Global agribusiness giant Bunge and leading agricultural commodity company Viterra both said they had had a grain terminal hit in the attack on 23 June, the report said.

Viterra, which is part-owned by commodities giant Glencore, said that its terminal had been on fire, the 23 June WSJ report said. There were no casualties but one employee had been treated for burns.

Bunge said there had been no casualties at its plant, which has been closed since Russia invaded Ukraine on 24 February.

The report said that Russia had repeatedly hit the bridge used by Ukrainian farmers and traders to take grain to the Romanian border and the port of Constanta.

A large sunflower oil processing plant and other grain terminals had also been hit, according to the WSJ report, and the attack was the second time Bunge had been targeted.



Russia’s invasion had left about 18M tonnes of grain stranded in Ukraine, increasing fears of a global food crisis, the report said.

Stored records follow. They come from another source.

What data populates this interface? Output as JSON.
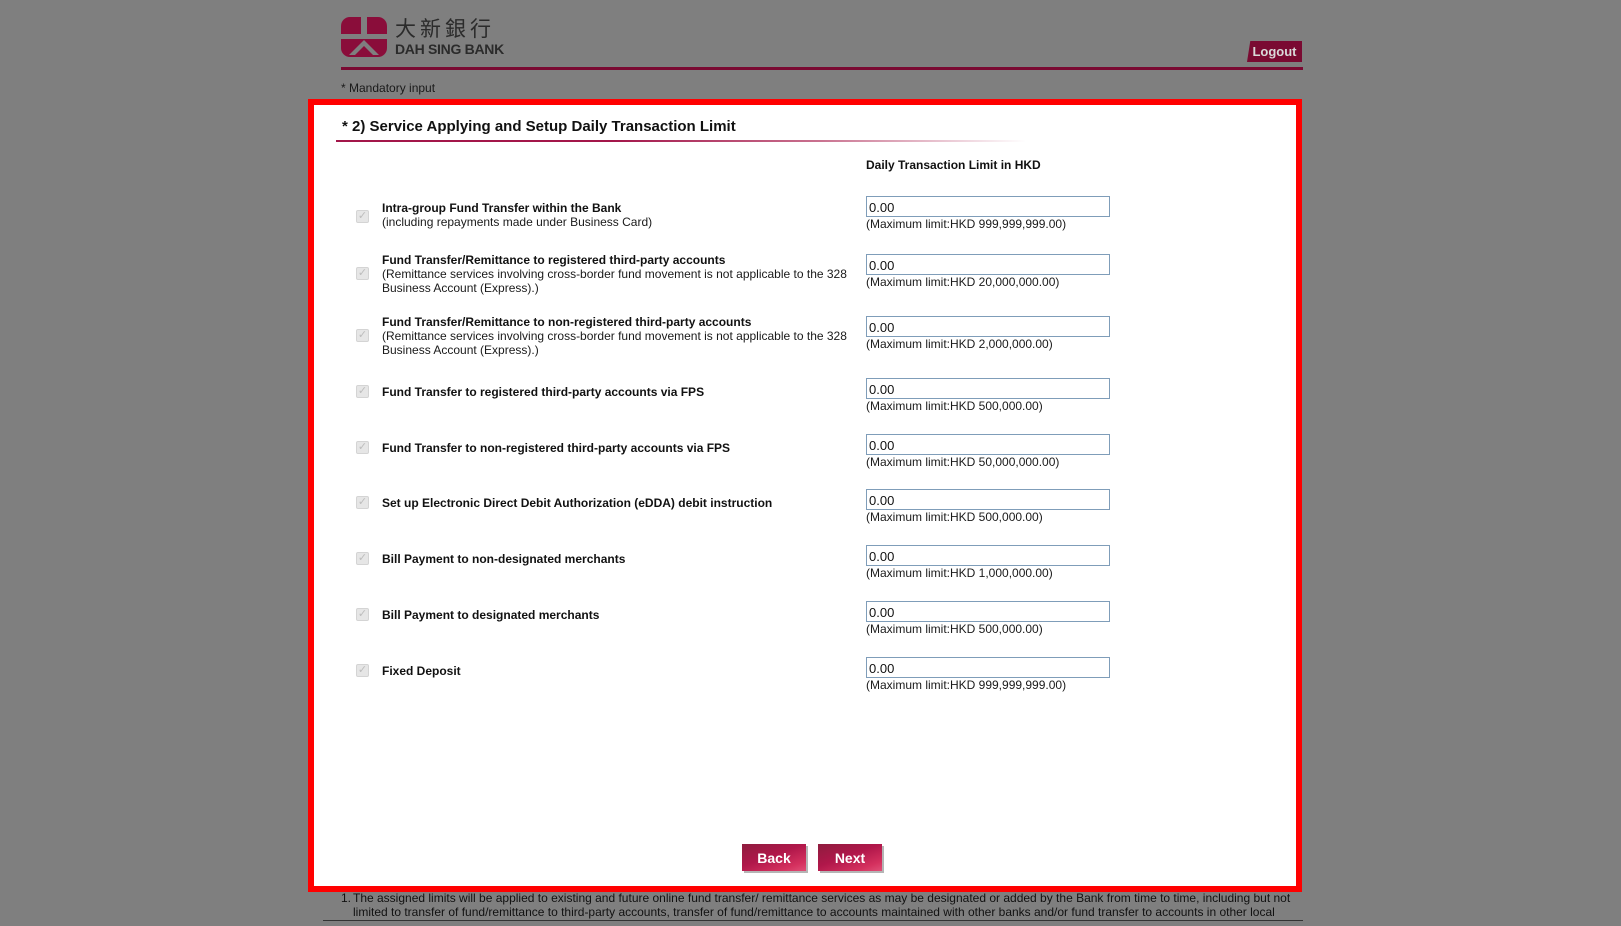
{
  "header": {
    "logo_cn": "大新銀行",
    "logo_en": "DAH SING BANK",
    "logout_label": "Logout",
    "mandatory_note": "* Mandatory input",
    "brand_color": "#7a0a32"
  },
  "section": {
    "title": "* 2) Service Applying and Setup Daily Transaction Limit",
    "column_header": "Daily Transaction Limit in HKD"
  },
  "services": [
    {
      "title": "Intra-group Fund Transfer within the Bank",
      "subtitle": "(including repayments made under Business Card)",
      "checked": true,
      "amount": "0.00",
      "max_limit": "(Maximum limit:HKD 999,999,999.00)"
    },
    {
      "title": "Fund Transfer/Remittance to registered third-party accounts",
      "subtitle": "(Remittance services involving cross-border fund movement is not applicable to the 328 Business Account (Express).)",
      "checked": true,
      "amount": "0.00",
      "max_limit": "(Maximum limit:HKD 20,000,000.00)"
    },
    {
      "title": "Fund Transfer/Remittance to non-registered third-party accounts",
      "subtitle": "(Remittance services involving cross-border fund movement is not applicable to the 328 Business Account (Express).)",
      "checked": true,
      "amount": "0.00",
      "max_limit": "(Maximum limit:HKD 2,000,000.00)"
    },
    {
      "title": "Fund Transfer to registered third-party accounts via FPS",
      "subtitle": "",
      "checked": true,
      "amount": "0.00",
      "max_limit": "(Maximum limit:HKD 500,000.00)"
    },
    {
      "title": "Fund Transfer to non-registered third-party accounts via FPS",
      "subtitle": "",
      "checked": true,
      "amount": "0.00",
      "max_limit": "(Maximum limit:HKD 50,000,000.00)"
    },
    {
      "title": "Set up Electronic Direct Debit Authorization (eDDA) debit instruction",
      "subtitle": "",
      "checked": true,
      "amount": "0.00",
      "max_limit": "(Maximum limit:HKD 500,000.00)"
    },
    {
      "title": "Bill Payment to non-designated merchants",
      "subtitle": "",
      "checked": true,
      "amount": "0.00",
      "max_limit": "(Maximum limit:HKD 1,000,000.00)"
    },
    {
      "title": "Bill Payment to designated merchants",
      "subtitle": "",
      "checked": true,
      "amount": "0.00",
      "max_limit": "(Maximum limit:HKD 500,000.00)"
    },
    {
      "title": "Fixed Deposit",
      "subtitle": "",
      "checked": true,
      "amount": "0.00",
      "max_limit": "(Maximum limit:HKD 999,999,999.00)"
    }
  ],
  "buttons": {
    "back_label": "Back",
    "next_label": "Next"
  },
  "footnote": {
    "number": "1.",
    "text": "The assigned limits will be applied to existing and future online fund transfer/ remittance services as may be designated or added by the Bank from time to time, including but not limited to transfer of fund/remittance to third-party accounts, transfer of fund/remittance to accounts maintained with other banks and/or fund transfer to accounts in other local"
  },
  "highlight_color": "#ff0000"
}
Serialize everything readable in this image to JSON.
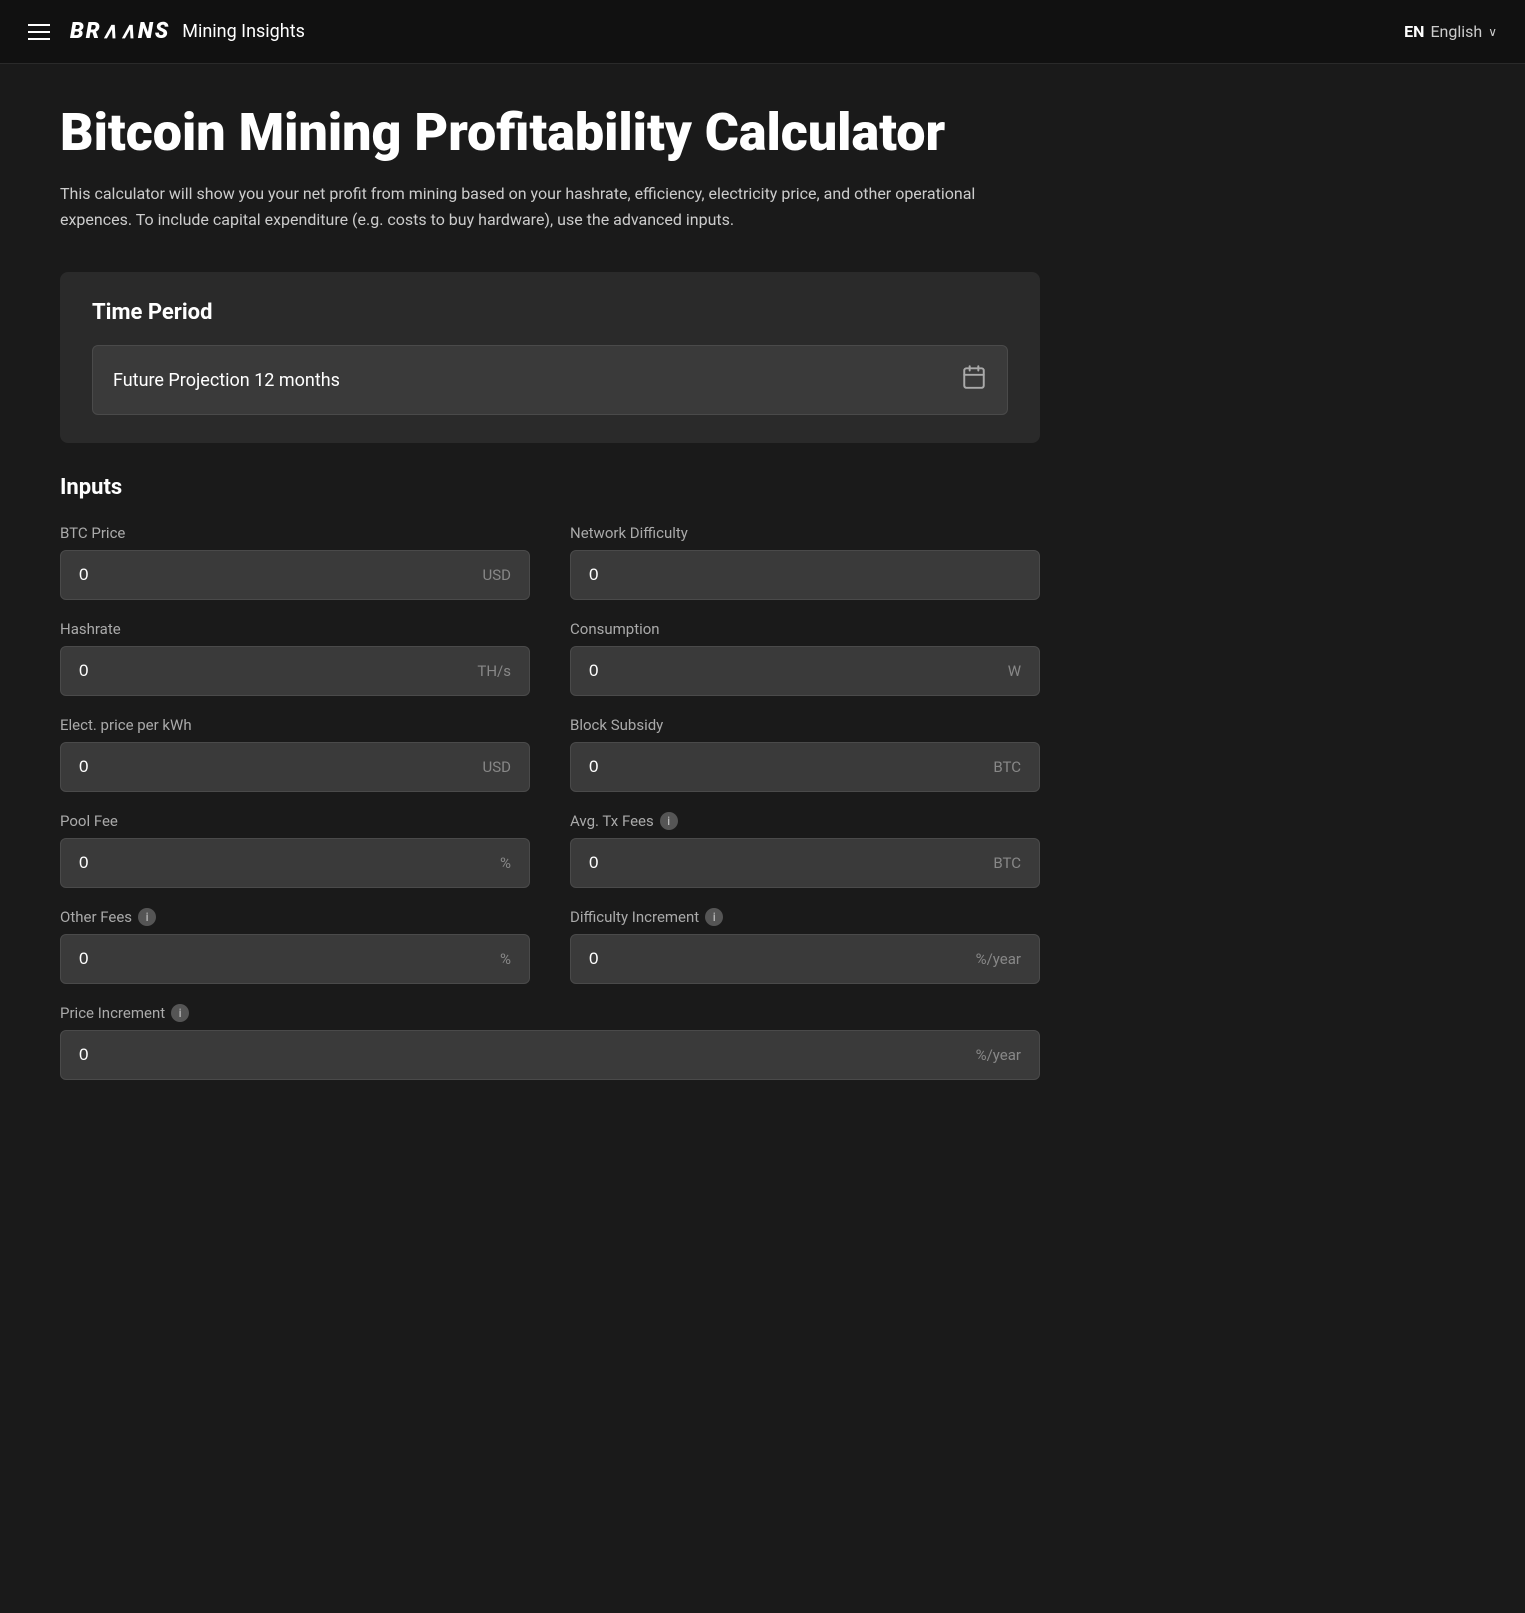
{
  "navbar": {
    "menu_icon": "hamburger-icon",
    "brand_logo": "BR‹›IIINS",
    "brand_name": "Mining Insights",
    "lang_code": "EN",
    "lang_name": "English",
    "chevron": "∨"
  },
  "page": {
    "title": "Bitcoin Mining Profitability Calculator",
    "description": "This calculator will show you your net profit from mining based on your hashrate, efficiency, electricity price, and other operational expences. To include capital expenditure (e.g. costs to buy hardware), use the advanced inputs."
  },
  "time_period": {
    "section_title": "Time Period",
    "selected_value": "Future Projection 12 months",
    "calendar_symbol": "📅"
  },
  "inputs": {
    "section_title": "Inputs",
    "fields": [
      {
        "label": "BTC Price",
        "value": "0",
        "unit": "USD",
        "info": false,
        "id": "btc-price"
      },
      {
        "label": "Network Difficulty",
        "value": "0",
        "unit": "",
        "info": false,
        "id": "network-difficulty"
      },
      {
        "label": "Hashrate",
        "value": "0",
        "unit": "TH/s",
        "info": false,
        "id": "hashrate"
      },
      {
        "label": "Consumption",
        "value": "0",
        "unit": "W",
        "info": false,
        "id": "consumption"
      },
      {
        "label": "Elect. price per kWh",
        "value": "0",
        "unit": "USD",
        "info": false,
        "id": "elec-price"
      },
      {
        "label": "Block Subsidy",
        "value": "0",
        "unit": "BTC",
        "info": false,
        "id": "block-subsidy"
      },
      {
        "label": "Pool Fee",
        "value": "0",
        "unit": "%",
        "info": false,
        "id": "pool-fee"
      },
      {
        "label": "Avg. Tx Fees",
        "value": "0",
        "unit": "BTC",
        "info": true,
        "id": "avg-tx-fees"
      },
      {
        "label": "Other Fees",
        "value": "0",
        "unit": "%",
        "info": true,
        "id": "other-fees"
      },
      {
        "label": "Difficulty Increment",
        "value": "0",
        "unit": "%/year",
        "info": true,
        "id": "difficulty-increment"
      },
      {
        "label": "Price Increment",
        "value": "0",
        "unit": "%/year",
        "info": true,
        "id": "price-increment",
        "full_width": true
      }
    ]
  }
}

The attack adds to problems facing Ukrainian farmers, who say they are running out of storage space as the harvest gets underway, according to the report, and with Russia also targeting their fields and equipment.

Against this backdrop, crushing plants in Ukraine are being forced to incinerate sunflower meal amid high stocks and poor demand, according to an AgriCensus report.

At least two sunflower meal producers, who declined to be named, said they were being forced to clear stocks through incineration, market sources told AgriCensus. Some trade sources working with crushing companies believe the option is inevitable in the short term, due to the decline in sunflower meal prices, logistics difficulties and hot weather, according to the 23 June report.

Since the beginning of the season on 19 June, about 2.8M tonnes of sunflower meal have been exported from Ukraine, which was 26% lower than the export figure for the 2020/21 season, according to Ukrainian state customs statistics.

According to estimates by the United States Department of Agriculture (USDA), sunflower meal exports in the 2021/22 season are estimated at around 3.2M tonnes, which is 27% lower than the previous season.

Source: Oils & Fats Internacional (OFI)